“We all look back at the memories and are grateful for the experiences and the musical knowledge we learned,” Folks said.

Sarah Jane Walker, who performed with the Singers and Concert Choir from 2013-2015, said she made her “absolute best friends in the entire world,” while doing so. “I would not trade my beautiful two years of Singers for the world because it helped me grow as an individual with more confidence, deeper relationships, and the most joyful memories,” she added. “This department was and still is a blessing from God.”

Many former singers from Wallace State’s past will be returning to perform in a special number near the end of the show during each night of the performance.

“I’m excited about coming back and joining in with all those voices,” said Bolin.

Richter has also encouraged past faculty to be a part of the event. And Walker is excited about the prospect of seeing many of his former students. “I will be there on Friday night for the performance,” he said. “Needless to say, I’m looking forward to seeing them. I keep up with a lot of them on Facebook and a lot of them are planning to attend.”

Walker added that he’s proud to see how the department has grown over the years and of the performances he’s seen through the years since he’s left. “I’m a big fan of Tiffany’s and she’s doing a fantastic job with them,” he said. “If people in the community would just take the time to come and see the Singers whenever they perform, they will see a tremendous amount of talent and a great show.”

Looking to the future, Richter’s goal is for the Wallace State music programs to grow and be known far and wide as the premiere fine and performing arts program in the state. “We have so much to offer students when it comes to the arts, and we are constantly working to provide more,” Richter said. “We truly care about each and every student. We want to see them grow in their talent and use it in their everyday lives, whether their goal is to be a professional performer or as a vocalist for their church choir.

“Music, like any art, touches our souls and provides an outlet for creativity, passion, drama, for all of our emotions and for every occasion,” Richter added. “I’m proud to provide that outlet to the students who participate in our programs.”

The college is currently working on an agreement with Cullman County Schools to offer a special Performing Arts dual enrollment program, which will allow area high school students the opportunity to participate in Wallace State music, drama and art programs for college credit. They will earn high school and college credit simultaneously while also having the opportunity to perform with the instrumental or voice musical programs, the theatre program or other artistic outlets offered through the Fine and Performing Arts program.

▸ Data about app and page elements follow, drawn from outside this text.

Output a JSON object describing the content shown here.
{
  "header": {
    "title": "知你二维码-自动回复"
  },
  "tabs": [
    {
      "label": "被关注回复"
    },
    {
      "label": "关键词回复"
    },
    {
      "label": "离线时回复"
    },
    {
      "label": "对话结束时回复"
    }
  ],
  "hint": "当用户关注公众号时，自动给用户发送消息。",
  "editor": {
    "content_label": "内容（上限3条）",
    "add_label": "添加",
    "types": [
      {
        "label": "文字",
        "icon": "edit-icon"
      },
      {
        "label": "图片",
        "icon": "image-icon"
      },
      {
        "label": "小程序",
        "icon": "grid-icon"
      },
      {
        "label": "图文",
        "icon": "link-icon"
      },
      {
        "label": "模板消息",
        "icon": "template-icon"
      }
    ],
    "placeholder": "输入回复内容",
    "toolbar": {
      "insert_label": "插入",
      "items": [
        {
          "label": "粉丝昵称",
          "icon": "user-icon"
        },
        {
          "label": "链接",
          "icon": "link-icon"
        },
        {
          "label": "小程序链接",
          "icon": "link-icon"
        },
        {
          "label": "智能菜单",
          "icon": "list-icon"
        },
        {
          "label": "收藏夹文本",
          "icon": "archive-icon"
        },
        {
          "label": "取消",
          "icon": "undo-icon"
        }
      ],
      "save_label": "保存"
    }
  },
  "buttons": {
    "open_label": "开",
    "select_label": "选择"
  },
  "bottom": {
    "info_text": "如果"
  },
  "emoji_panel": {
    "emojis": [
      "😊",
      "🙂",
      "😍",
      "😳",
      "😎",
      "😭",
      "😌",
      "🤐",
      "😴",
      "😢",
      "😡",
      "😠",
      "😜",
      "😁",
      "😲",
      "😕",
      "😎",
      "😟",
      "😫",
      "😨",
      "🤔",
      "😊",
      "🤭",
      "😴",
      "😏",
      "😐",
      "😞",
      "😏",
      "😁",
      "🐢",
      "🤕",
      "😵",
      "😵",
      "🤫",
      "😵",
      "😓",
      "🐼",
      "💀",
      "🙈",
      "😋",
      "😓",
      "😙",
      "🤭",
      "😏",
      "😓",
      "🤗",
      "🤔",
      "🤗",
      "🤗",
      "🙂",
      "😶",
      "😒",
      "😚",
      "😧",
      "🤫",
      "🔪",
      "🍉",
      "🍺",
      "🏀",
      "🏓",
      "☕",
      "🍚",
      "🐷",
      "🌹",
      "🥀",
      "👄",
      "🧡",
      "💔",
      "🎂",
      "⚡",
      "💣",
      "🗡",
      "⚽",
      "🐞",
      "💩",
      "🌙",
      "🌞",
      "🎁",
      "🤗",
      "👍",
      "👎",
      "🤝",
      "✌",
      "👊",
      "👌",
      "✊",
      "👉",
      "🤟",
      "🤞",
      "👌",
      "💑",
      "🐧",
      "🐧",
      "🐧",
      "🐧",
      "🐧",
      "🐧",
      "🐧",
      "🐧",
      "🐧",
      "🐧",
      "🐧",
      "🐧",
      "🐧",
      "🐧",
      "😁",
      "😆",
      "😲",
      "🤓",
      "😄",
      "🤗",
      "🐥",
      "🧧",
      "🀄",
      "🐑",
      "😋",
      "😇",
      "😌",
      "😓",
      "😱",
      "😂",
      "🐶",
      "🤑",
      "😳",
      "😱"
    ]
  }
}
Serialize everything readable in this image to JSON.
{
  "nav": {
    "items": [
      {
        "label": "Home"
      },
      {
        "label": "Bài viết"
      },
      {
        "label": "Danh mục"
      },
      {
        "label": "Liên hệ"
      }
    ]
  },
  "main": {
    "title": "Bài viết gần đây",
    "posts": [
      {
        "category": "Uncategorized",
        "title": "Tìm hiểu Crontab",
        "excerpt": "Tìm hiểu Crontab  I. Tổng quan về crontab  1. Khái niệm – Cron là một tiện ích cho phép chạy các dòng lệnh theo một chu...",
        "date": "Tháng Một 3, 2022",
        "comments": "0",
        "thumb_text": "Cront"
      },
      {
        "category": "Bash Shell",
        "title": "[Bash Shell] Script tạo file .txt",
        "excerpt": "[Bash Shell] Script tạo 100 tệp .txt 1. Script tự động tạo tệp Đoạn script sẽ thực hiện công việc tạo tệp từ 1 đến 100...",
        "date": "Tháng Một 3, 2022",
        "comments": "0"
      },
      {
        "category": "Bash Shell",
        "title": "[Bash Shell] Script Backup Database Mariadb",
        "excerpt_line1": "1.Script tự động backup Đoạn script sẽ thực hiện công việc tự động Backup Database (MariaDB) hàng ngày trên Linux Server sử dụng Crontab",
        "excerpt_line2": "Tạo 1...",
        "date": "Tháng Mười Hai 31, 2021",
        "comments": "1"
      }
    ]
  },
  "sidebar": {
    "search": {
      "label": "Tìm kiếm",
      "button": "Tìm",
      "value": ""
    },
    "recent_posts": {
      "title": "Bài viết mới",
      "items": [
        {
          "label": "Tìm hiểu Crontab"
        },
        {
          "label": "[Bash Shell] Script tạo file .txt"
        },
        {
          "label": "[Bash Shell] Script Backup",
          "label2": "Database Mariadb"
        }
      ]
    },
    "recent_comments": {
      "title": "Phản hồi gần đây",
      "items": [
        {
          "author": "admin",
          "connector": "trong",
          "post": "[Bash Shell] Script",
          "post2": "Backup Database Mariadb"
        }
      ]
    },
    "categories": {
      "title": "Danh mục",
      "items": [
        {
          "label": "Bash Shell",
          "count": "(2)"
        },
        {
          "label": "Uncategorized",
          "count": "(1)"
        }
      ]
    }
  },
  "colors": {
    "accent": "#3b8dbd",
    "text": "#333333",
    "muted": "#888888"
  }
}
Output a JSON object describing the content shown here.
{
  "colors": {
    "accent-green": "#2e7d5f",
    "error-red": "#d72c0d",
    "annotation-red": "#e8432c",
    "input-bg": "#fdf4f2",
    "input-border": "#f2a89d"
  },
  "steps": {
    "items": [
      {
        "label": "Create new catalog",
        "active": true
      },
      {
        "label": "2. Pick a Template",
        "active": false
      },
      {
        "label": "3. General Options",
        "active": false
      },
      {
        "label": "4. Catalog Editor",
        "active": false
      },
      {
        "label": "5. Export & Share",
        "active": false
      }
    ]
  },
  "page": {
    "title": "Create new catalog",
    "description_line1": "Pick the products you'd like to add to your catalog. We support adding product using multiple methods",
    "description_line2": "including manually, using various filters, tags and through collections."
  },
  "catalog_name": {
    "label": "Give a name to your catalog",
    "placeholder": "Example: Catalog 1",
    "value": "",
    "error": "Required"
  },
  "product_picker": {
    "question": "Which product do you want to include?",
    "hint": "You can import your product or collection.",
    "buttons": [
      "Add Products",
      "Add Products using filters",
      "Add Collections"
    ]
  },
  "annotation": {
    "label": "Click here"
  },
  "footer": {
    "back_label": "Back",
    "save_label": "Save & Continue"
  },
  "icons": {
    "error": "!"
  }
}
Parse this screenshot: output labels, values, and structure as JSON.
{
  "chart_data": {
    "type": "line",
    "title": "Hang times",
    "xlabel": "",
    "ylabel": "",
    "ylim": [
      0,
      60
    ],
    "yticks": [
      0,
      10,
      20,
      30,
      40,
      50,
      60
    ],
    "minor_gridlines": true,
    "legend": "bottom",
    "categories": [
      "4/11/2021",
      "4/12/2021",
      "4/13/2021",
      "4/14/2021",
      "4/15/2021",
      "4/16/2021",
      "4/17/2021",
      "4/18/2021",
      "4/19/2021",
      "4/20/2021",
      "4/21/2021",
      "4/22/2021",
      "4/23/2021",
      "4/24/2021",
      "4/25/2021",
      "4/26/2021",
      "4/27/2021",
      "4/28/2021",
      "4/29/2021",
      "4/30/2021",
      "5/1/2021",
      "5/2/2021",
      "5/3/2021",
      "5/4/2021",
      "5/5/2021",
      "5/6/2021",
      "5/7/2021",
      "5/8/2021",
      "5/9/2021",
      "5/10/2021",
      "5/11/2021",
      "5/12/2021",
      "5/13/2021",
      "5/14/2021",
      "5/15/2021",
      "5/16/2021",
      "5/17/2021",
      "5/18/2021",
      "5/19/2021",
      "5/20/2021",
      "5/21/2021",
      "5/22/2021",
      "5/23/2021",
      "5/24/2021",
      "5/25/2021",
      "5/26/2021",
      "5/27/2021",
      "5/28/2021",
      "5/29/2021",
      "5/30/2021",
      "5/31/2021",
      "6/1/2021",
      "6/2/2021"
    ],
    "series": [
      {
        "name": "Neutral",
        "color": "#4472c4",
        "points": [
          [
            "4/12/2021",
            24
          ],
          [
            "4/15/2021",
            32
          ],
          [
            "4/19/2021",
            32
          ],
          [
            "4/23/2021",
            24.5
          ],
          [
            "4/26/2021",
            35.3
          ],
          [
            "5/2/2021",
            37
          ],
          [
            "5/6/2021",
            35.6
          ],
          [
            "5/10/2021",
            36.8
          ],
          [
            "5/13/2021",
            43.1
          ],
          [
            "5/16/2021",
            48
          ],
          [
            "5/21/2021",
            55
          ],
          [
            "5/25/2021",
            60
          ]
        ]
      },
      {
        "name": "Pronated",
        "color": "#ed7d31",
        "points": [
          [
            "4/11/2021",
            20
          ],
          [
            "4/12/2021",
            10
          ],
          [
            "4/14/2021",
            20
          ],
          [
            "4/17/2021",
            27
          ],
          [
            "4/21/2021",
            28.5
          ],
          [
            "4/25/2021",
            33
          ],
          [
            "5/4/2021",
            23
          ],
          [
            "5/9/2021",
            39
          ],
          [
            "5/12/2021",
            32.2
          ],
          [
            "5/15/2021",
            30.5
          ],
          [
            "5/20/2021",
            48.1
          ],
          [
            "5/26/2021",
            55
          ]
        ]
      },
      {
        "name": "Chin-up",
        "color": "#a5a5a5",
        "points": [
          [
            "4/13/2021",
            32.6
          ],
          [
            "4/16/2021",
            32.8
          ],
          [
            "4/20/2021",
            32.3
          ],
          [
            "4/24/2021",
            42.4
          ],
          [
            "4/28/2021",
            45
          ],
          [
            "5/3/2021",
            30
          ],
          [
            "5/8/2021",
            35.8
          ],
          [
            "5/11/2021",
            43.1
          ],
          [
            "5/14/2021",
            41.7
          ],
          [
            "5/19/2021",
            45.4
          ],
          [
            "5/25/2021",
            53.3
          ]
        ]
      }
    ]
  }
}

“I can see the day when our singers or the concert choir is 100 members strong,” Richter said. “I can see the day when hearing Wallace State Community College instantly brings to mind a fine arts program that is second to none.”

Admission for the April 7-9 shows is $8 for adults and $5 for students. Reserve tickets by called 256.352.8277. Tickets will also be available at the door.

For more information about Wallace State and its programs, visit http://www.wallacestate.edu or call 256-252-8000.